**** Source data
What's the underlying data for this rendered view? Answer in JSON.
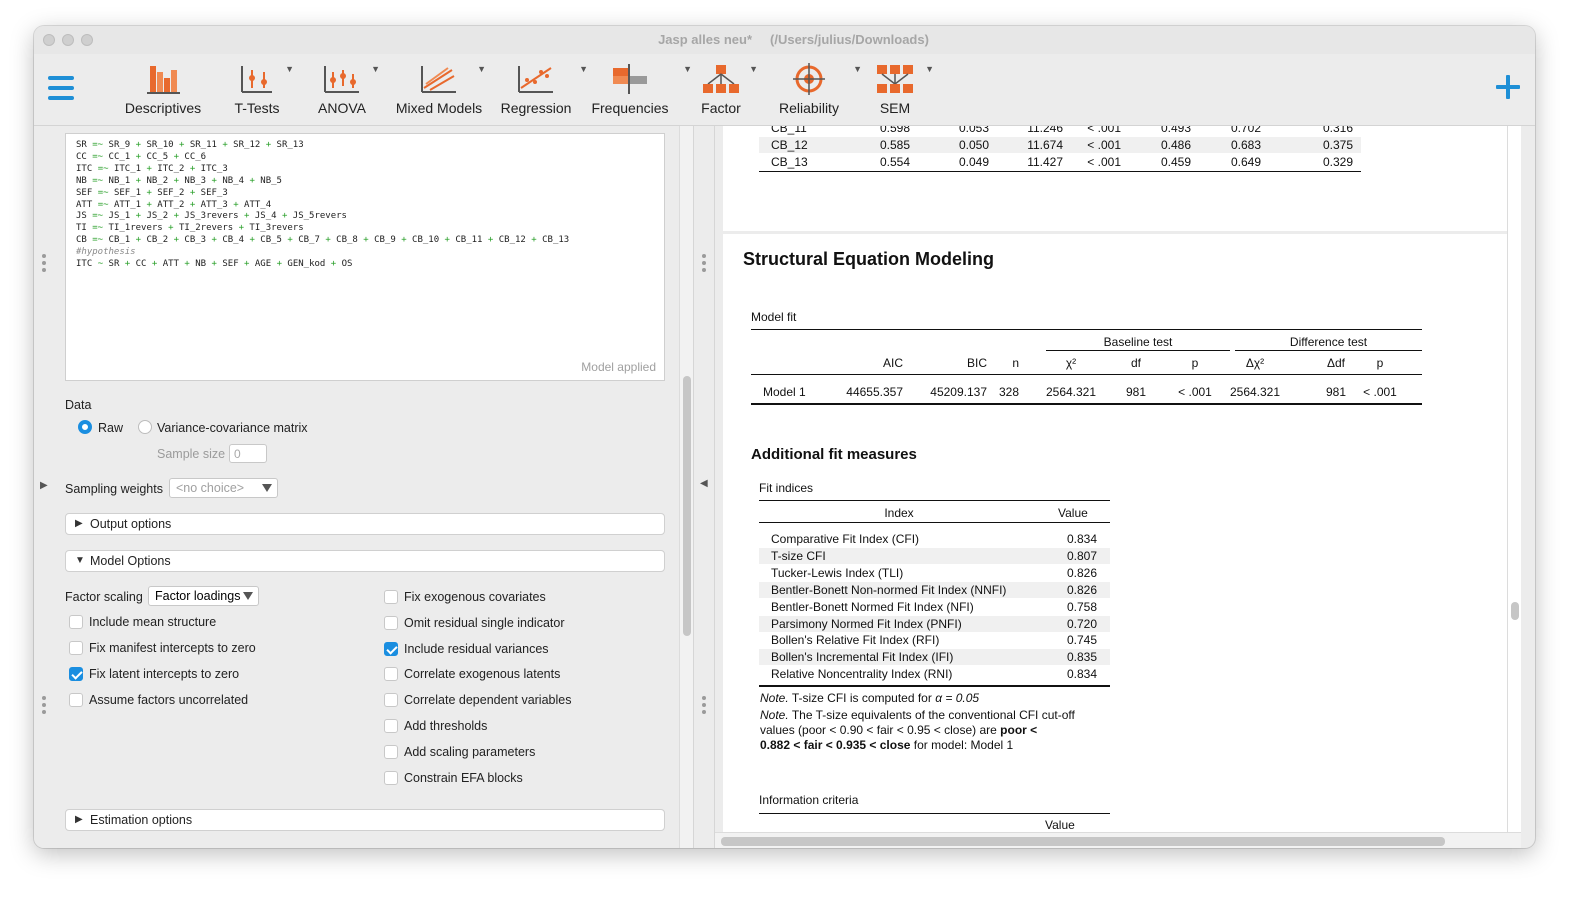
{
  "window": {
    "title": "Jasp alles neu*",
    "path": "(/Users/julius/Downloads)"
  },
  "ribbon": {
    "items": [
      {
        "label": "Descriptives",
        "icon": "descriptives-icon"
      },
      {
        "label": "T-Tests",
        "icon": "t-tests-icon"
      },
      {
        "label": "ANOVA",
        "icon": "anova-icon"
      },
      {
        "label": "Mixed Models",
        "icon": "mixed-models-icon"
      },
      {
        "label": "Regression",
        "icon": "regression-icon"
      },
      {
        "label": "Frequencies",
        "icon": "frequencies-icon"
      },
      {
        "label": "Factor",
        "icon": "factor-icon"
      },
      {
        "label": "Reliability",
        "icon": "reliability-icon"
      },
      {
        "label": "SEM",
        "icon": "sem-icon"
      }
    ],
    "accent": "#1e8fd6",
    "icon_orange": "#e8692d"
  },
  "editor": {
    "lines": [
      "SR =~ SR_9 + SR_10 + SR_11 + SR_12 + SR_13",
      "CC =~ CC_1 + CC_5 + CC_6",
      "ITC =~ ITC_1 + ITC_2 + ITC_3",
      "NB =~ NB_1 + NB_2 + NB_3 + NB_4 + NB_5",
      "SEF =~ SEF_1 + SEF_2 + SEF_3",
      "ATT =~ ATT_1 + ATT_2 + ATT_3 + ATT_4",
      "JS =~ JS_1 + JS_2 + JS_3revers + JS_4 + JS_5revers",
      "TI =~ TI_1revers + TI_2revers + TI_3revers",
      "CB =~ CB_1 + CB_2 + CB_3 + CB_4 + CB_5 + CB_7 + CB_8 + CB_9 + CB_10 + CB_11 + CB_12 + CB_13",
      "#hypothesis",
      "ITC ~ SR + CC + ATT + NB + SEF + AGE + GEN_kod + OS"
    ],
    "status": "Model applied"
  },
  "data_section": {
    "label": "Data",
    "raw": "Raw",
    "vcov": "Variance-covariance matrix",
    "sample_size_label": "Sample size",
    "sample_size_value": "0",
    "sampling_weights_label": "Sampling weights",
    "sampling_weights_value": "<no choice>"
  },
  "sections": {
    "output": "Output options",
    "model": "Model Options",
    "estimation": "Estimation options"
  },
  "model_options": {
    "factor_scaling_label": "Factor scaling",
    "factor_scaling_value": "Factor loadings",
    "left": [
      {
        "label": "Include mean structure",
        "checked": false
      },
      {
        "label": "Fix manifest intercepts to zero",
        "checked": false
      },
      {
        "label": "Fix latent intercepts to zero",
        "checked": true
      },
      {
        "label": "Assume factors uncorrelated",
        "checked": false
      }
    ],
    "right": [
      {
        "label": "Fix exogenous covariates",
        "checked": false
      },
      {
        "label": "Omit residual single indicator",
        "checked": false
      },
      {
        "label": "Include residual variances",
        "checked": true
      },
      {
        "label": "Correlate exogenous latents",
        "checked": false
      },
      {
        "label": "Correlate dependent variables",
        "checked": false
      },
      {
        "label": "Add thresholds",
        "checked": false
      },
      {
        "label": "Add scaling parameters",
        "checked": false
      },
      {
        "label": "Constrain EFA blocks",
        "checked": false
      }
    ]
  },
  "results": {
    "top_rows": [
      [
        "CB_11",
        "0.598",
        "0.053",
        "11.246",
        "< .001",
        "0.493",
        "0.702",
        "0.316"
      ],
      [
        "CB_12",
        "0.585",
        "0.050",
        "11.674",
        "< .001",
        "0.486",
        "0.683",
        "0.375"
      ],
      [
        "CB_13",
        "0.554",
        "0.049",
        "11.427",
        "< .001",
        "0.459",
        "0.649",
        "0.329"
      ]
    ],
    "heading": "Structural Equation Modeling",
    "model_fit": {
      "title": "Model fit",
      "group_baseline": "Baseline test",
      "group_difference": "Difference test",
      "headers": [
        "",
        "AIC",
        "BIC",
        "n",
        "χ²",
        "df",
        "p",
        "Δχ²",
        "Δdf",
        "p"
      ],
      "row": [
        "Model 1",
        "44655.357",
        "45209.137",
        "328",
        "2564.321",
        "981",
        "< .001",
        "2564.321",
        "981",
        "< .001"
      ]
    },
    "additional_heading": "Additional fit measures",
    "fit_indices": {
      "title": "Fit indices",
      "headers": [
        "Index",
        "Value"
      ],
      "rows": [
        [
          "Comparative Fit Index (CFI)",
          "0.834"
        ],
        [
          "T-size CFI",
          "0.807"
        ],
        [
          "Tucker-Lewis Index (TLI)",
          "0.826"
        ],
        [
          "Bentler-Bonett Non-normed Fit Index (NNFI)",
          "0.826"
        ],
        [
          "Bentler-Bonett Normed Fit Index (NFI)",
          "0.758"
        ],
        [
          "Parsimony Normed Fit Index (PNFI)",
          "0.720"
        ],
        [
          "Bollen's Relative Fit Index (RFI)",
          "0.745"
        ],
        [
          "Bollen's Incremental Fit Index (IFI)",
          "0.835"
        ],
        [
          "Relative Noncentrality Index (RNI)",
          "0.834"
        ]
      ],
      "note1_label": "Note.",
      "note1_text": "T-size CFI is computed for",
      "note1_alpha": "α = 0.05",
      "note2_label": "Note.",
      "note2_line1": "The T-size equivalents of the conventional CFI cut-off",
      "note2_line2a": "values (poor < 0.90 < fair < 0.95 < close) are",
      "note2_line2b": "poor <",
      "note2_line3a": "0.882 < fair < 0.935 < close",
      "note2_line3b": "for model: Model 1"
    },
    "info_criteria": {
      "title": "Information criteria",
      "value_header": "Value"
    }
  }
}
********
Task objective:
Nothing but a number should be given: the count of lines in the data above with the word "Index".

Answer area:
9